## What needs to be done
Look through the material below and report every line that includes "name".

## Data supplied
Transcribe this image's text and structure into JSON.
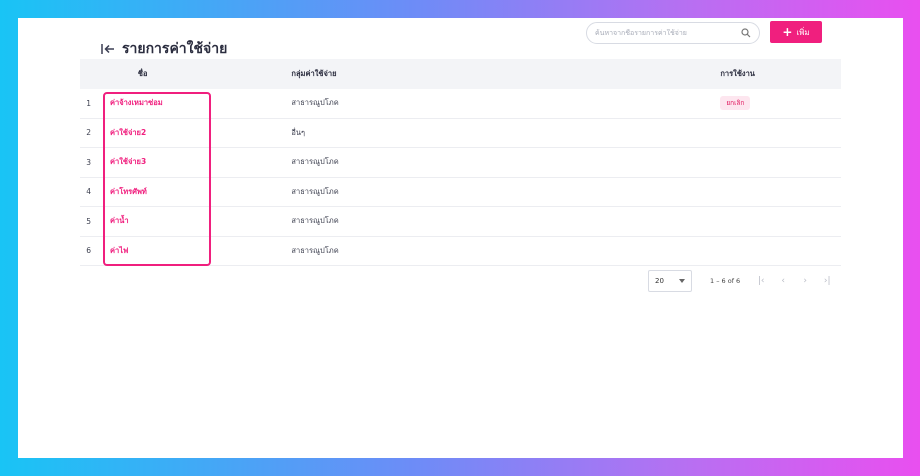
{
  "header": {
    "title": "รายการค่าใช้จ่าย"
  },
  "search": {
    "placeholder": "ค้นหาจากชื่อรายการค่าใช้จ่าย"
  },
  "add_button": {
    "label": "เพิ่ม"
  },
  "table": {
    "columns": [
      "ชื่อ",
      "กลุ่มค่าใช้จ่าย",
      "การใช้งาน"
    ],
    "rows": [
      {
        "index": "1",
        "name": "ค่าจ้างเหมาซ่อม",
        "group": "สาธารณูปโภค",
        "status": "ยกเลิก"
      },
      {
        "index": "2",
        "name": "ค่าใช้จ่าย2",
        "group": "อื่นๆ",
        "status": ""
      },
      {
        "index": "3",
        "name": "ค่าใช้จ่าย3",
        "group": "สาธารณูปโภค",
        "status": ""
      },
      {
        "index": "4",
        "name": "ค่าโทรศัพท์",
        "group": "สาธารณูปโภค",
        "status": ""
      },
      {
        "index": "5",
        "name": "ค่าน้ำ",
        "group": "สาธารณูปโภค",
        "status": ""
      },
      {
        "index": "6",
        "name": "ค่าไฟ",
        "group": "สาธารณูปโภค",
        "status": ""
      }
    ]
  },
  "pagination": {
    "page_size": "20",
    "range": "1 – 6 of 6"
  },
  "colors": {
    "accent": "#f01f7e",
    "header_bg": "#f3f4f7"
  }
}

## Reply
        "name": "ค่าจ้างเหมาซ่อม",
        "name": "ค่าใช้จ่าย2",
        "name": "ค่าใช้จ่าย3",
        "name": "ค่าโทรศัพท์",
        "name": "ค่าน้ำ",
        "name": "ค่าไฟ",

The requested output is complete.